### Extracted information
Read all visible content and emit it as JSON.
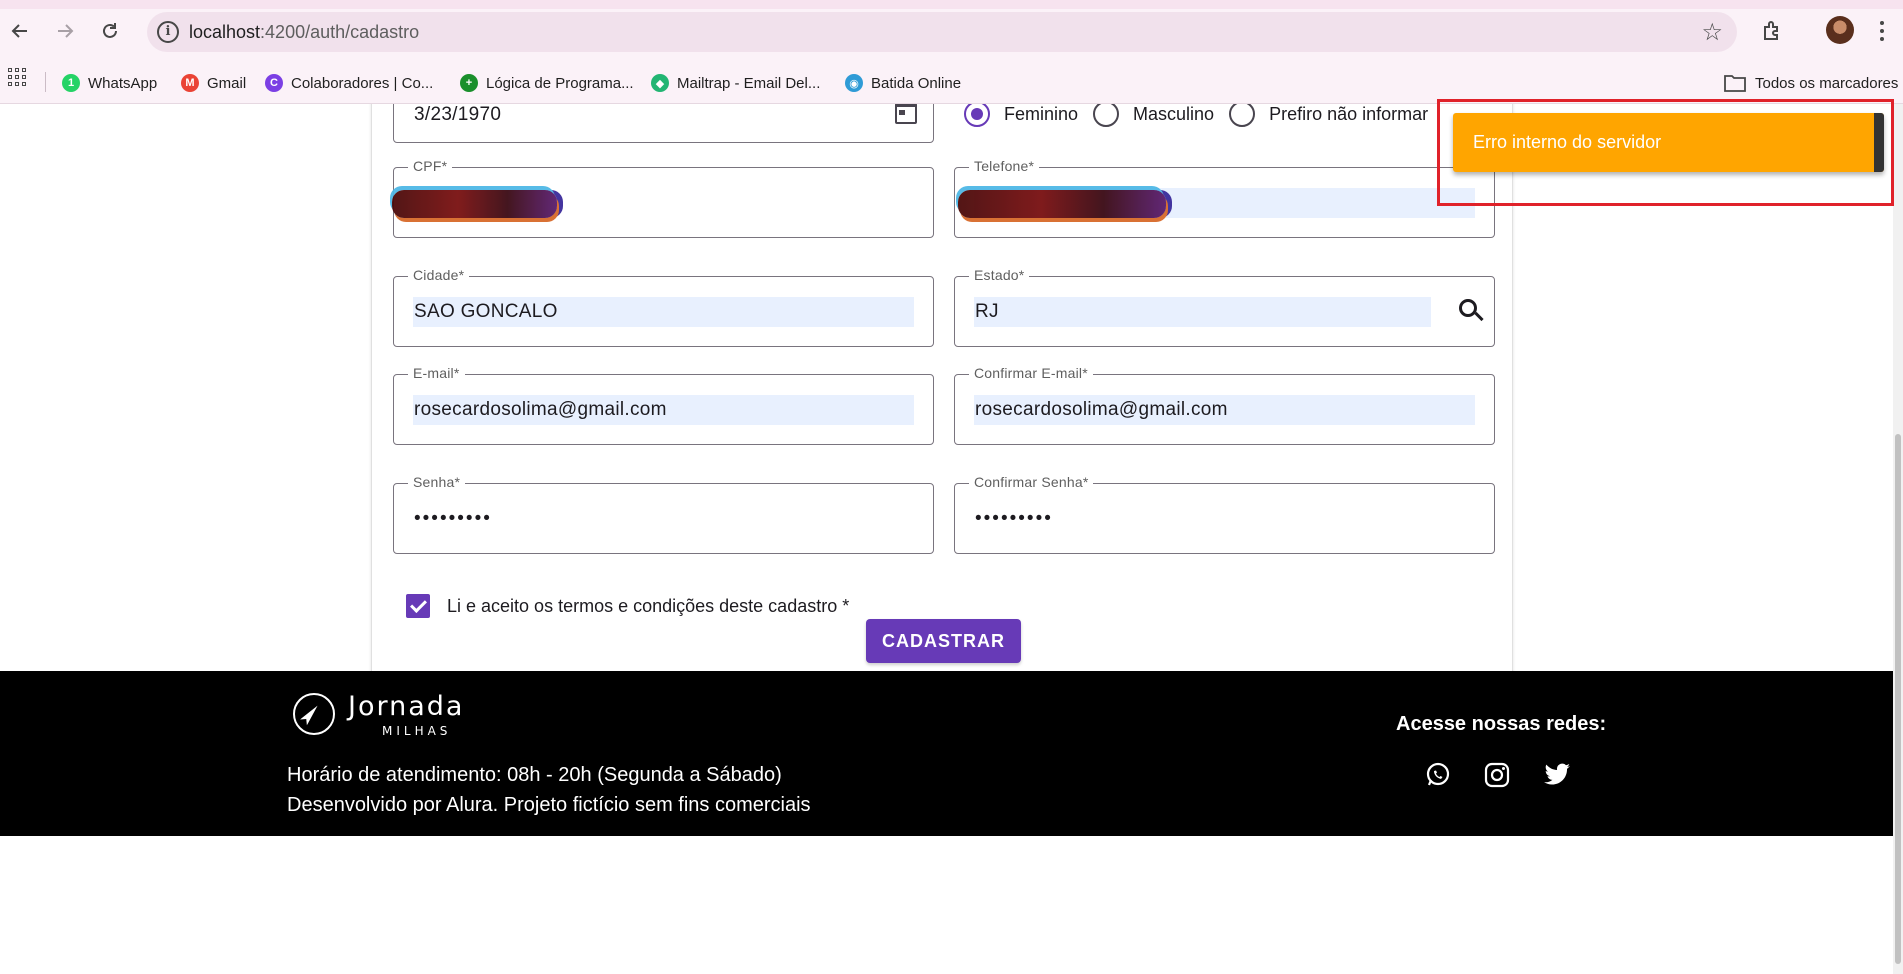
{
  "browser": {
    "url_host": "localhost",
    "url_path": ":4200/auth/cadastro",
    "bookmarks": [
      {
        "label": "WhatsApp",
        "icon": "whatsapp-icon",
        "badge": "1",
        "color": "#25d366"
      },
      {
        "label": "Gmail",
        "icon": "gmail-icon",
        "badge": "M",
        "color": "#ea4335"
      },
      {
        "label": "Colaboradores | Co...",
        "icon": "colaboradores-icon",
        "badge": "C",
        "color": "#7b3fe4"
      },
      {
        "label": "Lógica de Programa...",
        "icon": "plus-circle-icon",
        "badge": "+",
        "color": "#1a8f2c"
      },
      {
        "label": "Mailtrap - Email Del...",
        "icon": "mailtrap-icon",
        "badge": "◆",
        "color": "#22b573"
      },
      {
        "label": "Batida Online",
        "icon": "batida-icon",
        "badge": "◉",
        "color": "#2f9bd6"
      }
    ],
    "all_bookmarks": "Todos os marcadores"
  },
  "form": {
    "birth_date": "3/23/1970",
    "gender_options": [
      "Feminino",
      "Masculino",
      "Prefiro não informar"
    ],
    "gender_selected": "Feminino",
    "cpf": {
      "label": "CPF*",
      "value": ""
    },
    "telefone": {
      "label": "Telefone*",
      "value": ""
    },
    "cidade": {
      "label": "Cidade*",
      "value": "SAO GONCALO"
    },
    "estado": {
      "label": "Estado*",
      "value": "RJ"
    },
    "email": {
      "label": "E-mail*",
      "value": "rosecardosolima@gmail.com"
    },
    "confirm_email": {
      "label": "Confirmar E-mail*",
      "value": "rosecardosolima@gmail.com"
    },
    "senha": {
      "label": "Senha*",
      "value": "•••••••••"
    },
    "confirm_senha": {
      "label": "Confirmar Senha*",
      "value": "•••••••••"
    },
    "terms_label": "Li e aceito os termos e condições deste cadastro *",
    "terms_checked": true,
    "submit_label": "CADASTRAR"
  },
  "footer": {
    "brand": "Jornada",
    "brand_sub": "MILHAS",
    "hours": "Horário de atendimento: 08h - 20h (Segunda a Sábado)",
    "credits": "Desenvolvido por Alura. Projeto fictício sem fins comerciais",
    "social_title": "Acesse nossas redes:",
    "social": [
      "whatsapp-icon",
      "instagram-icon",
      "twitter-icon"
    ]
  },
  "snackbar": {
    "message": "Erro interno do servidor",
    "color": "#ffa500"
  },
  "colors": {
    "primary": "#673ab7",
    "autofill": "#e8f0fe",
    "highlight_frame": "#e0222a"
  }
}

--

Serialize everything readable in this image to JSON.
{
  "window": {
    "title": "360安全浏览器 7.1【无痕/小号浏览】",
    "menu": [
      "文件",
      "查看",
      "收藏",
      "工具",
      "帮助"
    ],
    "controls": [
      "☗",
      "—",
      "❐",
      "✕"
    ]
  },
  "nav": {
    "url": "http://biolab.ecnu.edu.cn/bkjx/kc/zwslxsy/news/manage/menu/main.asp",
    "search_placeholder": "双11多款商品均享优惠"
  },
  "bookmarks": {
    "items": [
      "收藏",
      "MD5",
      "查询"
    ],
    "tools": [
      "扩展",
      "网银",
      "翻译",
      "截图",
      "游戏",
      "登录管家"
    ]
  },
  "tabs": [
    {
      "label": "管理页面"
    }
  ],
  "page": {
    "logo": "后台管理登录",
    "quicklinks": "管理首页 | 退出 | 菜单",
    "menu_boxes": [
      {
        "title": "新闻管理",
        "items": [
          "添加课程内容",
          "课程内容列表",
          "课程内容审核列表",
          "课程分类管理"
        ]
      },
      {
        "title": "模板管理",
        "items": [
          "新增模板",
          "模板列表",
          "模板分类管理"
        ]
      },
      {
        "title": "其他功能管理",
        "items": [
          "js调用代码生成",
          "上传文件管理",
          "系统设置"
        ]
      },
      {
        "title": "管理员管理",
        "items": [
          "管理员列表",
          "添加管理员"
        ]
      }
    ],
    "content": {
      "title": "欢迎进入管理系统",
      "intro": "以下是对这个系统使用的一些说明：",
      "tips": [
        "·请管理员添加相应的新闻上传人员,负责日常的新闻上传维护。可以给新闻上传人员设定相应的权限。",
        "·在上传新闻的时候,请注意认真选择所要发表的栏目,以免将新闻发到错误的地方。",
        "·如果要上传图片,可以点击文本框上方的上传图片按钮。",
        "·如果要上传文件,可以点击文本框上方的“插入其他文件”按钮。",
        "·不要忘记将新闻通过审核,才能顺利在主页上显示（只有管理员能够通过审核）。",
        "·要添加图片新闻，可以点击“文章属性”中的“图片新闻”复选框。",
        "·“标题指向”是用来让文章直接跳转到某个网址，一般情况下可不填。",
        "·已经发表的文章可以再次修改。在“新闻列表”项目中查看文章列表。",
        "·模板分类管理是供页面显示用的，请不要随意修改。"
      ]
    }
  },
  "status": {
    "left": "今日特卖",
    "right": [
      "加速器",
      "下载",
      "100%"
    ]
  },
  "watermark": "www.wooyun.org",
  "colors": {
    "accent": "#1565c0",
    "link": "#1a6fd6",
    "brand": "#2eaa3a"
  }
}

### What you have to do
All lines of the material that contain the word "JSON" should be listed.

### Task result
Read all visible content and emit it as JSON.
Serialize everything readable in this image to JSON.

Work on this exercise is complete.